Perhaps your most important online network of business contacts is now programmable. LinkedIn launched its API (our LinkedIn API profile), which allows developers to access a user's connections and anyone's profile data, in addition to several other features. Though some are saying "finally," it's clearly not too late for LinkedIn, who aims to be the professional networking platform.
It's been about a year since LinkedIn added the ability for third party apps to play in its profiles. Now it's going the other way, allowing anyone to mix its own content in their site. Using OAuth, your applications can access many of the features your users would use on the main LinkedIn site itself.
- Profile, including either the public view or the more detailed view your user may be allowed to see. Be sure to also check out the fields available.
- Connections, a list of user's contacts
- Status, the Twitter-esque message users update. You can set, clear and retrieve a user's status.
- Search for LinkedIn users with a number of parameters, including name, company and title.
- Invitations can be sent from the API, as well, which means developers can control the entire search, view and friend user experience.
As platforms go, LinkedIn is opening wide. It benefits from updated profiles and additional contacts. And ZDNet says the economy makes the platform a well-timed move for LinkedIn:
LinkedIn has never been more important as the unemployment rate rises. Facebook keeps you up to date, but LinkedIn can help you get a job.
Simply put, LinkedIn may be late, but for the site’s popularity the timing may be just right.

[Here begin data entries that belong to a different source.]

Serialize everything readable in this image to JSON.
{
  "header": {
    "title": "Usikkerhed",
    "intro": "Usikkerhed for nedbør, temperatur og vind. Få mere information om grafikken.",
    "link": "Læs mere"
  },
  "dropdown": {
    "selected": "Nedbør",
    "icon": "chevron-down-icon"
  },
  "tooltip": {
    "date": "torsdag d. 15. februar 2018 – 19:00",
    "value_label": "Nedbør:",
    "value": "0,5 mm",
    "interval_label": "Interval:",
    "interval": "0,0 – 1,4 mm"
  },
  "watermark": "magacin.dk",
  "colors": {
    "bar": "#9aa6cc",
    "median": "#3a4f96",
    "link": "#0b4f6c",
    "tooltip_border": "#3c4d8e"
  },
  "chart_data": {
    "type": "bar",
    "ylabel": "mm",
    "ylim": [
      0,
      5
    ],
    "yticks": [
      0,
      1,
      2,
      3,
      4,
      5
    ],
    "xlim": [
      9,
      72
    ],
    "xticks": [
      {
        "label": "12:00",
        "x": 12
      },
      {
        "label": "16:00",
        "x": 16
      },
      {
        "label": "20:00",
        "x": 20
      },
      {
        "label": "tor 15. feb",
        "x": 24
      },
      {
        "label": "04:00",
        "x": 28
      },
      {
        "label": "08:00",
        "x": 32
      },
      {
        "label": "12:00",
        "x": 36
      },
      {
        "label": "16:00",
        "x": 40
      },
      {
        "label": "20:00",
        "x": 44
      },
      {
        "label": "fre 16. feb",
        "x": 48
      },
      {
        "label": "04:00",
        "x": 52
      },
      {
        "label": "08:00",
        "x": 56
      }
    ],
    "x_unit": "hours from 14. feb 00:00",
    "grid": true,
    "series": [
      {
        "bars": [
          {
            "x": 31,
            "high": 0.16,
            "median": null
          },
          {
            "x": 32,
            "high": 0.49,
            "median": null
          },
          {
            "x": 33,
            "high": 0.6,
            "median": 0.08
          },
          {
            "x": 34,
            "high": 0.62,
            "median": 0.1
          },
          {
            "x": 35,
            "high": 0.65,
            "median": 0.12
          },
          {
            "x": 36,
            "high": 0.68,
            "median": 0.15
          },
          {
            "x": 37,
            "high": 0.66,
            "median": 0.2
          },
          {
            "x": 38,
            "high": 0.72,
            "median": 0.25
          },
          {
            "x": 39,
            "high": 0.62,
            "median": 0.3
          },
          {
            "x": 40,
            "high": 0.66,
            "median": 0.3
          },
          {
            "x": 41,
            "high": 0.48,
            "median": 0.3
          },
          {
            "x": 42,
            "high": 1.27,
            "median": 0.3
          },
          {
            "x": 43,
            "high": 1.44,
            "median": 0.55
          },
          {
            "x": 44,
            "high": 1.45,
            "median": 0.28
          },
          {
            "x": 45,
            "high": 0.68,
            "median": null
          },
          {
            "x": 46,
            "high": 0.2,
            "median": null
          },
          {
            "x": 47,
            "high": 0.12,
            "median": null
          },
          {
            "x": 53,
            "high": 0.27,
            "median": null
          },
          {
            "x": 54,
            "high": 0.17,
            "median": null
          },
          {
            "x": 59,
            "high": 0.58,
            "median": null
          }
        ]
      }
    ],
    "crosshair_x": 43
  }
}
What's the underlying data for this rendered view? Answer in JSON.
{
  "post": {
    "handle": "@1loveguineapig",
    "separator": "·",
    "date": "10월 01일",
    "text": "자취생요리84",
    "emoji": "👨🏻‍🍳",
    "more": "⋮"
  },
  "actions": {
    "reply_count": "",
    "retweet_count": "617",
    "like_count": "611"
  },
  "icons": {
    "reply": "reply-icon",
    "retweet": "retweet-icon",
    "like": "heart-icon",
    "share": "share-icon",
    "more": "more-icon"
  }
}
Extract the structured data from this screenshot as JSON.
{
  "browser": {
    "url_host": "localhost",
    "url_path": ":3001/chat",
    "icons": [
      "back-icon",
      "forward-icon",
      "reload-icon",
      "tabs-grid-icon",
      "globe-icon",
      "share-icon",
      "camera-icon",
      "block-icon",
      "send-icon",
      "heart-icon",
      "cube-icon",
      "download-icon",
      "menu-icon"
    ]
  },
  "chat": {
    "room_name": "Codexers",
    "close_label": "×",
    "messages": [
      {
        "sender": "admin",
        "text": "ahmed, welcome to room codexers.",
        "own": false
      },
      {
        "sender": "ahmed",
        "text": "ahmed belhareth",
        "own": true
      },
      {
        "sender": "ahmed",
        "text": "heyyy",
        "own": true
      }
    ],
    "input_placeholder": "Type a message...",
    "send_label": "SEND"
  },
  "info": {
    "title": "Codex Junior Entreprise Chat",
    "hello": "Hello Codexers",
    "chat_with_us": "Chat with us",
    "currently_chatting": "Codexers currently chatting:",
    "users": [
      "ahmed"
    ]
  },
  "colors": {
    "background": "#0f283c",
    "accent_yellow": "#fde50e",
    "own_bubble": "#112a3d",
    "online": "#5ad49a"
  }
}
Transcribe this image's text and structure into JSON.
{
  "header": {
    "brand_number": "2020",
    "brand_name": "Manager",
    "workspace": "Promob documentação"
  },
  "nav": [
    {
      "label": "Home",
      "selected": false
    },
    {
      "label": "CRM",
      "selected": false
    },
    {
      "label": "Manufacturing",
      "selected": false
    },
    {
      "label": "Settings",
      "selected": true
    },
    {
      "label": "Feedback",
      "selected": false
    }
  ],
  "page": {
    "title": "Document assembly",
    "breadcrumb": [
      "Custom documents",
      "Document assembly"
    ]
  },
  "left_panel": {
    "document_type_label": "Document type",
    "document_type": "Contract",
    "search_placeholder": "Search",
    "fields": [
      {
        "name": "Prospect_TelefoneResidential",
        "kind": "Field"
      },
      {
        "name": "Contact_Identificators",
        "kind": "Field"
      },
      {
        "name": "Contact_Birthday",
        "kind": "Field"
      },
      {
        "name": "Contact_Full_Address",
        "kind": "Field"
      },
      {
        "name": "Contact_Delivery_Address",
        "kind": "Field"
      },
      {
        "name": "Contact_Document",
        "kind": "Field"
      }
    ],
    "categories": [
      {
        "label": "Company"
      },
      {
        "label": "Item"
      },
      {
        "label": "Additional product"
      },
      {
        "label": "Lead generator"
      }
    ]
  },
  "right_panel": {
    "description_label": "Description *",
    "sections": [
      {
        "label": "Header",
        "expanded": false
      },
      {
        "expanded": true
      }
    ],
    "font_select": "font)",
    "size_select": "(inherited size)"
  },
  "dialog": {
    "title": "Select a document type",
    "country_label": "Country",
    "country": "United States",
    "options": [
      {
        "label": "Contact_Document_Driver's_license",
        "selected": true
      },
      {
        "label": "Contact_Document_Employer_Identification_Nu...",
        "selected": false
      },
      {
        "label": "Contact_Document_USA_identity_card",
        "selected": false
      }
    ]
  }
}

It may be an obvious move and it may be later than others, but at least it is also bold. Many companies shy away from opening up when they launch an API. LinkedIn is making its platform very available, which benefits them at least as much as developers.